Information supplied:
==============================
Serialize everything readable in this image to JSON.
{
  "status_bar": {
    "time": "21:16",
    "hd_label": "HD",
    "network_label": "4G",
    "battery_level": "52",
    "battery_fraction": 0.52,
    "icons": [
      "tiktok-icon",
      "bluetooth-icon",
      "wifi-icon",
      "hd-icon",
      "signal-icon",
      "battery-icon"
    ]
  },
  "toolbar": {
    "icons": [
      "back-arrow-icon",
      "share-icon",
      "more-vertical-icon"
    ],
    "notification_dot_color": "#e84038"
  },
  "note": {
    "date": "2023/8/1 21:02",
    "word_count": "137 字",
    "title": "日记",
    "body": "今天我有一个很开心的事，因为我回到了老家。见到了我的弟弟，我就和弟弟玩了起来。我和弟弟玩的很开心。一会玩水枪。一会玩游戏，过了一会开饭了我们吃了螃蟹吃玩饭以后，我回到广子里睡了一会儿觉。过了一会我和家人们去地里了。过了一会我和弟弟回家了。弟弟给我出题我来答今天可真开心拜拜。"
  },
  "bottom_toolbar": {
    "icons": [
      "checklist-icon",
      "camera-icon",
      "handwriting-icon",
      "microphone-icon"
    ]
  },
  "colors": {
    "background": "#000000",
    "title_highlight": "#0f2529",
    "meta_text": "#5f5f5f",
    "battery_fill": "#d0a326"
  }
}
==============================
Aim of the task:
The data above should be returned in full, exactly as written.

Answer box:
Serialize everything readable in this image to JSON.
{
  "status_bar": {
    "time": "21:16",
    "hd_label": "HD",
    "network_label": "4G",
    "battery_level": "52",
    "battery_fraction": 0.52,
    "icons": [
      "tiktok-icon",
      "bluetooth-icon",
      "wifi-icon",
      "hd-icon",
      "signal-icon",
      "battery-icon"
    ]
  },
  "toolbar": {
    "icons": [
      "back-arrow-icon",
      "share-icon",
      "more-vertical-icon"
    ],
    "notification_dot_color": "#e84038"
  },
  "note": {
    "date": "2023/8/1 21:02",
    "word_count": "137 字",
    "title": "日记",
    "body": "今天我有一个很开心的事，因为我回到了老家。见到了我的弟弟，我就和弟弟玩了起来。我和弟弟玩的很开心。一会玩水枪。一会玩游戏，过了一会开饭了我们吃了螃蟹吃玩饭以后，我回到广子里睡了一会儿觉。过了一会我和家人们去地里了。过了一会我和弟弟回家了。弟弟给我出题我来答今天可真开心拜拜。"
  },
  "bottom_toolbar": {
    "icons": [
      "checklist-icon",
      "camera-icon",
      "handwriting-icon",
      "microphone-icon"
    ]
  },
  "colors": {
    "background": "#000000",
    "title_highlight": "#0f2529",
    "meta_text": "#5f5f5f",
    "battery_fill": "#d0a326"
  }
}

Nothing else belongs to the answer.